• _TASK BRIEF_
Filter these entries down to lines holding "date".

• _SUPPLIED RECORDS_

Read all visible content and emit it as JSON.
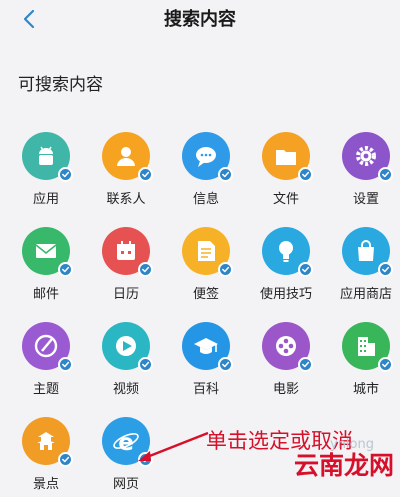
{
  "header": {
    "title": "搜索内容"
  },
  "section": {
    "title": "可搜索内容"
  },
  "items": [
    {
      "label": "应用",
      "color": "#3fb6a8",
      "icon": "android-icon"
    },
    {
      "label": "联系人",
      "color": "#f6a322",
      "icon": "contact-icon"
    },
    {
      "label": "信息",
      "color": "#2f9ae8",
      "icon": "message-icon"
    },
    {
      "label": "文件",
      "color": "#f4a124",
      "icon": "folder-icon"
    },
    {
      "label": "设置",
      "color": "#8c55c9",
      "icon": "gear-icon"
    },
    {
      "label": "邮件",
      "color": "#38b86b",
      "icon": "mail-icon"
    },
    {
      "label": "日历",
      "color": "#e65152",
      "icon": "calendar-icon"
    },
    {
      "label": "便签",
      "color": "#f6b126",
      "icon": "note-icon"
    },
    {
      "label": "使用技巧",
      "color": "#2aa8e0",
      "icon": "bulb-icon"
    },
    {
      "label": "应用商店",
      "color": "#2aa8e0",
      "icon": "shopping-bag-icon"
    },
    {
      "label": "主题",
      "color": "#9a5ad2",
      "icon": "brush-icon"
    },
    {
      "label": "视频",
      "color": "#2ab6c2",
      "icon": "play-icon"
    },
    {
      "label": "百科",
      "color": "#2596e6",
      "icon": "graduation-cap-icon"
    },
    {
      "label": "电影",
      "color": "#9b56c9",
      "icon": "film-reel-icon"
    },
    {
      "label": "城市",
      "color": "#39b55a",
      "icon": "building-icon"
    },
    {
      "label": "景点",
      "color": "#f19c25",
      "icon": "pagoda-icon"
    },
    {
      "label": "网页",
      "color": "#2c9ee6",
      "icon": "browser-e-icon"
    }
  ],
  "annotation": {
    "text": "单击选定或取消"
  },
  "watermark": {
    "big": "云南龙网",
    "small": "ynlong"
  },
  "colors": {
    "badge": "#2e86c9",
    "annotation": "#d6102a",
    "background": "#f3f3f5"
  }
}
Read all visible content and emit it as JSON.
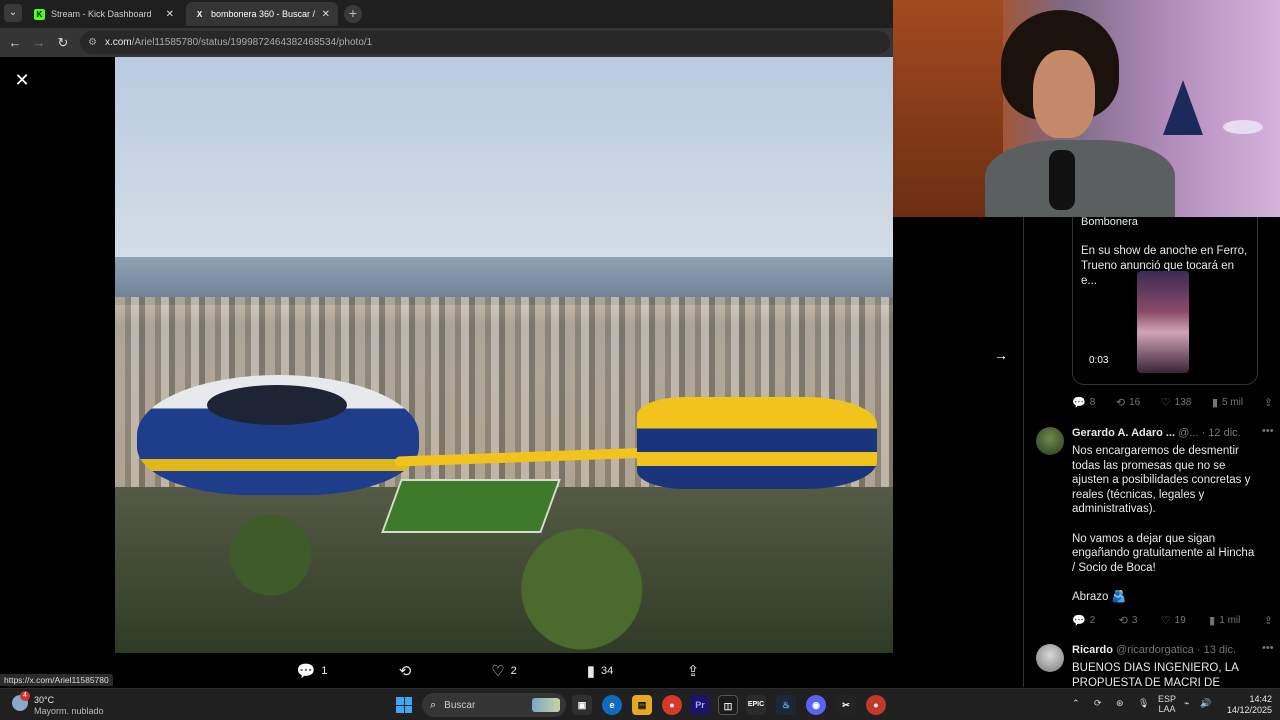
{
  "browser": {
    "tabs": [
      {
        "title": "Stream - Kick Dashboard",
        "favicon": "K",
        "active": false
      },
      {
        "title": "bombonera 360 - Buscar / X",
        "favicon": "X",
        "active": true
      }
    ],
    "url_host": "x.com",
    "url_path": "/Ariel11585780/status/1999872464382468534/photo/1",
    "status_url": "https://x.com/Ariel11585780"
  },
  "tweet_actions": {
    "replies": "1",
    "reposts": "",
    "likes": "2",
    "views": "34"
  },
  "quoted": {
    "title": "Bombonera",
    "body": "En su show de anoche en Ferro, Trueno anunció que tocará en e...",
    "duration": "0:03",
    "metrics": {
      "replies": "8",
      "reposts": "16",
      "likes": "138",
      "views": "5 mil"
    }
  },
  "replies": [
    {
      "name": "Gerardo A. Adaro ...",
      "handle": "@...",
      "date": "· 12 dic.",
      "body": "Nos encargaremos de desmentir todas las promesas que no se ajusten a posibilidades concretas y reales (técnicas, legales y administrativas).\n\nNo vamos a dejar que sigan engañando gratuitamente al Hincha / Socio de Boca!\n\nAbrazo 🫂",
      "metrics": {
        "replies": "2",
        "reposts": "3",
        "likes": "19",
        "views": "1 mil"
      }
    },
    {
      "name": "Ricardo",
      "handle": "@ricardorgatica",
      "date": "· 13 dic.",
      "body": "BUENOS DIAS INGENIERO, LA PROPUESTA DE MACRI DE HACER"
    }
  ],
  "taskbar": {
    "weather_temp": "30°C",
    "weather_cond": "Mayorm. nublado",
    "weather_badge": "4",
    "search_placeholder": "Buscar",
    "lang": "ESP",
    "lang_sub": "LAA",
    "time": "14:42",
    "date": "14/12/2025"
  },
  "colors": {
    "accent_blue": "#1d9bf0",
    "boca_blue": "#1a357c",
    "boca_gold": "#f2c31c",
    "muted": "#71767b"
  }
}
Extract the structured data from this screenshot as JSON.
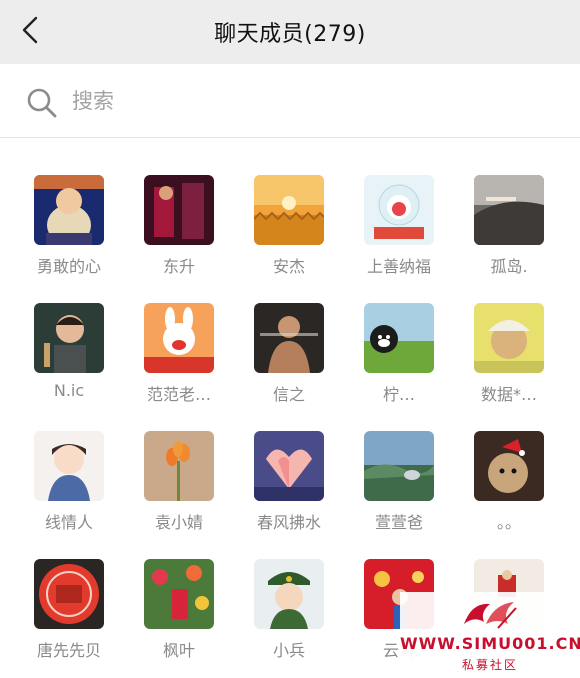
{
  "nav": {
    "title": "聊天成员(279)",
    "back_icon": "chevron-left-icon"
  },
  "search": {
    "placeholder": "搜索",
    "icon": "search-icon"
  },
  "members": [
    {
      "name": "勇敢的心"
    },
    {
      "name": "东升"
    },
    {
      "name": "安杰"
    },
    {
      "name": "上善纳福"
    },
    {
      "name": "孤岛."
    },
    {
      "name": "N.ic"
    },
    {
      "name": "范范老…"
    },
    {
      "name": "信之"
    },
    {
      "name": "柠…"
    },
    {
      "name": "数据*…"
    },
    {
      "name": "线情人"
    },
    {
      "name": "袁小婧"
    },
    {
      "name": "春风拂水"
    },
    {
      "name": "萱萱爸"
    },
    {
      "name": "。。"
    },
    {
      "name": "唐先先贝"
    },
    {
      "name": "枫叶"
    },
    {
      "name": "小兵"
    },
    {
      "name": "云霄"
    },
    {
      "name": ""
    }
  ],
  "watermark": {
    "url": "WWW.SIMU001.CN",
    "subtitle": "私募社区",
    "color": "#c8102e"
  }
}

• _WRITTEN RESPONSE_
      "date": "· 12 dic.",
      "date": "· 13 dic.",
    "date": "14/12/2025"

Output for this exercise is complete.